E P Kay, M E Nimni, R E Smith; Modulation of endothelial cell morphology and collagen synthesis by polymorphonuclear leukocytes.. Invest. Ophthalmol. Vis. Sci. 1984;25(5):502-512.
Download citation file:
© ARVO (1962-2015); The Authors (2016-present)
Primary corneal endothelial monolayers exposed to polymorphonuclear leukocytes undergo a series of morphologic alterations. Elongation occurred in foci within 3 days after removal of polymorphonuclear leukocytes, the modulated endothelial foci grew into fibroblastic colonies, and the fibroblastic cells eventually overgrew the endothelial cells. Control cultures of endothelial cells originated from confluent monolayers became enlarged, attenuated and lost their characteristic polygonal shape within 10 days following postconfluency , but no fibroblastic changes were seen. "Wounding" the endothelial monolayer with a focal freeze resulted in death of cells with slow regeneration.
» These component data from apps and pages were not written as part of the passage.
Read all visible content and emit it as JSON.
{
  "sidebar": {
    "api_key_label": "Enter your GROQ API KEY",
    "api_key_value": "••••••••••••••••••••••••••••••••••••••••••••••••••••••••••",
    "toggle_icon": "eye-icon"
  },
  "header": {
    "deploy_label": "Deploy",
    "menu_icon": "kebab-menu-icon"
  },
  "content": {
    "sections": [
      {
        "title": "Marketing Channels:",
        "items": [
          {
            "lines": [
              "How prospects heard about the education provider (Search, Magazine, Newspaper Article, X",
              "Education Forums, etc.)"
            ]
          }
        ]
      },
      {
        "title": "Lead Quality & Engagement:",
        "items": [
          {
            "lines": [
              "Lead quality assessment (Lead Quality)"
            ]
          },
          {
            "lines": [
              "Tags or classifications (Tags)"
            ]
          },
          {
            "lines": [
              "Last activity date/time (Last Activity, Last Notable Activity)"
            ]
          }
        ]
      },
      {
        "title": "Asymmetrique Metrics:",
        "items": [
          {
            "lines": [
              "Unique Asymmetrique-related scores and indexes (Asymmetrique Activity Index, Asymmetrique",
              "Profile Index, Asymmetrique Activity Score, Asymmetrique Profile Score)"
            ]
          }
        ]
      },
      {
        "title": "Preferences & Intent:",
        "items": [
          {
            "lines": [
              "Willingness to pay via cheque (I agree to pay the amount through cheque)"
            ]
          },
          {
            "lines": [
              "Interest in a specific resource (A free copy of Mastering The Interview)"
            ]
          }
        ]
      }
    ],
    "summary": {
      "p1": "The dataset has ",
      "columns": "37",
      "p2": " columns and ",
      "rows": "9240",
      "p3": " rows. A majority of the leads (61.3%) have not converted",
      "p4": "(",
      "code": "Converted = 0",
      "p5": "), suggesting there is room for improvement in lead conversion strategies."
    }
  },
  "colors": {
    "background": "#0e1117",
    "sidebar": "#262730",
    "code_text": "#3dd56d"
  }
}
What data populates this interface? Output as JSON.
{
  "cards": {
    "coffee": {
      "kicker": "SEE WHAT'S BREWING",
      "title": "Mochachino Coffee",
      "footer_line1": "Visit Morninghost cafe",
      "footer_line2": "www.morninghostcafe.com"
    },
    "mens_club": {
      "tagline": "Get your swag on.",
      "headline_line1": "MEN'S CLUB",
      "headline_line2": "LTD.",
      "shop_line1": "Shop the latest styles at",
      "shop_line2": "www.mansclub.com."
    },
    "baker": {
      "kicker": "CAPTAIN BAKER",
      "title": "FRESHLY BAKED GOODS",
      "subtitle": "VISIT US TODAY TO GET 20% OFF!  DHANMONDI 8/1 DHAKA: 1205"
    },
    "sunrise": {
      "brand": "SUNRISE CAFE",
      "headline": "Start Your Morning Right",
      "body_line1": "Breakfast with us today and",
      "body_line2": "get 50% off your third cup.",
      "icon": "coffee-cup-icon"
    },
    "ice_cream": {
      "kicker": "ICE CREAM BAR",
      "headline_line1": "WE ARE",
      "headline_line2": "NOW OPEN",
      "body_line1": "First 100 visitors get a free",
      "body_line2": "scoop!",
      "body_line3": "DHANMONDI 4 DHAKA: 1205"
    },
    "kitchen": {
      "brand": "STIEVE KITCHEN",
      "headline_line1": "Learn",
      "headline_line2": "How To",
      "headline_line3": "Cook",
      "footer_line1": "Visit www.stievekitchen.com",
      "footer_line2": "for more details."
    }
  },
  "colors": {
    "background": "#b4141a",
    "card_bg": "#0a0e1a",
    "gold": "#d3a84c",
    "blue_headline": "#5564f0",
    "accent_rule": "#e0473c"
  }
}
In the presence of polymorphonuclear leukocytes, cell migration into the wound was enhanced, and there was selective proliferation of fibroblastic cells. Indirect immunofluorescent studies showed that anti-type I collagen antibodies stained the fibroblastic foci in the polymorphonuclear leukocyte-treated endothelial cells and the fully modulated endothelial cells. The fully modulated cells also showed loss of contact inhibition leading to mutilayering of cells and extracellular matrices, which accumulated not only between the basal cell layers and plastic substratum but also in the cellular interstices. When collagen phenotype was analyzed by SDS electrophoresis in comparison with corneal endothelial phenotypes (type IV collagen), type I procollagen synthesis became evident in the secondary subculture originated from polymorphonuclear leukocyte-treated endothelial cells. Limited pepsin treatment gave rise to type I collagen as a major collagenous peptide. Polymorphonuclear leukocytes, thus, apparently contribute to the modulation of endothelial cells into fibroblastic cells, which also switch their collagen phenotype from type IV to type I collagen synthesis.
This PDF is available to Subscribers Only